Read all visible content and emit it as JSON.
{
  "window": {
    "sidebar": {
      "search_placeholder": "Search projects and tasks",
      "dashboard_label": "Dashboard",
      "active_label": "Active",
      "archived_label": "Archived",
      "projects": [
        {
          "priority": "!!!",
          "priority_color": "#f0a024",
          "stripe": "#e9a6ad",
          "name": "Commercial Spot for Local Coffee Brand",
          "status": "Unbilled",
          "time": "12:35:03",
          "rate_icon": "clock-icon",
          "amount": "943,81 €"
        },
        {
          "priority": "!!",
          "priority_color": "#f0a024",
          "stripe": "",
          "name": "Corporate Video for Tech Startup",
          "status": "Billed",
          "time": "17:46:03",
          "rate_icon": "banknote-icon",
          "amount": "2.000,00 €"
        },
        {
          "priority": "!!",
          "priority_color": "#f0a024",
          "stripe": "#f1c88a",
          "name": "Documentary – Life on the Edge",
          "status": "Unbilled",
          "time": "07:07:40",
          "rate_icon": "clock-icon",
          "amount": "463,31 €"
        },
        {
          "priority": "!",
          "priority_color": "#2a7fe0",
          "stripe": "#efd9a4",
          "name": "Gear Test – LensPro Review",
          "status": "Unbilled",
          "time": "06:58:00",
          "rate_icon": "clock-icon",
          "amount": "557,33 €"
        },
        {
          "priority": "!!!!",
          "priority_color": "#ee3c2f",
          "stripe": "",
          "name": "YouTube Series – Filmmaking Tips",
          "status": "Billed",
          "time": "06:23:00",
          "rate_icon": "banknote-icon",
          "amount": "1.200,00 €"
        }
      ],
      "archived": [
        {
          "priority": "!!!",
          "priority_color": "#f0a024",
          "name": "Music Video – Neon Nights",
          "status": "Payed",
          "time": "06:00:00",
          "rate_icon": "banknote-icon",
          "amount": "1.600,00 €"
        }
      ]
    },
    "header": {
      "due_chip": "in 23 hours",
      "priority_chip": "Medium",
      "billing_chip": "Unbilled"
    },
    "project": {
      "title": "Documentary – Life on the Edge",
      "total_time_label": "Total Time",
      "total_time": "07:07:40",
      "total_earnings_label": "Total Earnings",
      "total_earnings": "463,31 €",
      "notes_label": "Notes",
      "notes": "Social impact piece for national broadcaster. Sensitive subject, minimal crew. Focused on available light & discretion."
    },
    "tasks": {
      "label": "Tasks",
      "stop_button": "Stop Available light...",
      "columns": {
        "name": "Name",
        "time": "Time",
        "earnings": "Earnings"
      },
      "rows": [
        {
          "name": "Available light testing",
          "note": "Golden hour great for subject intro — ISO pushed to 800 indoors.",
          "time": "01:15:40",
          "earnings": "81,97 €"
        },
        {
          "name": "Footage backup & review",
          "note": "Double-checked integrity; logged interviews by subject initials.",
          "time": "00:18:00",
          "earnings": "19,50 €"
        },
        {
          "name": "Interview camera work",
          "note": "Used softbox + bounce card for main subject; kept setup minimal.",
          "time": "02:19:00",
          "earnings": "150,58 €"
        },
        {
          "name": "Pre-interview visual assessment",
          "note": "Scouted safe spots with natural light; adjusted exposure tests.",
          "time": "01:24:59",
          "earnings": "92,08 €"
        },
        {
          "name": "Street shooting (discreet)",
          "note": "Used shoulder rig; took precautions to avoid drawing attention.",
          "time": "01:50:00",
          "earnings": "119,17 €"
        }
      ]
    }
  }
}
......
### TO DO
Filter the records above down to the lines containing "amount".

### YOUR SOLUTION
          "amount": "943,81 €"
          "amount": "2.000,00 €"
          "amount": "463,31 €"
          "amount": "557,33 €"
          "amount": "1.200,00 €"
          "amount": "1.600,00 €"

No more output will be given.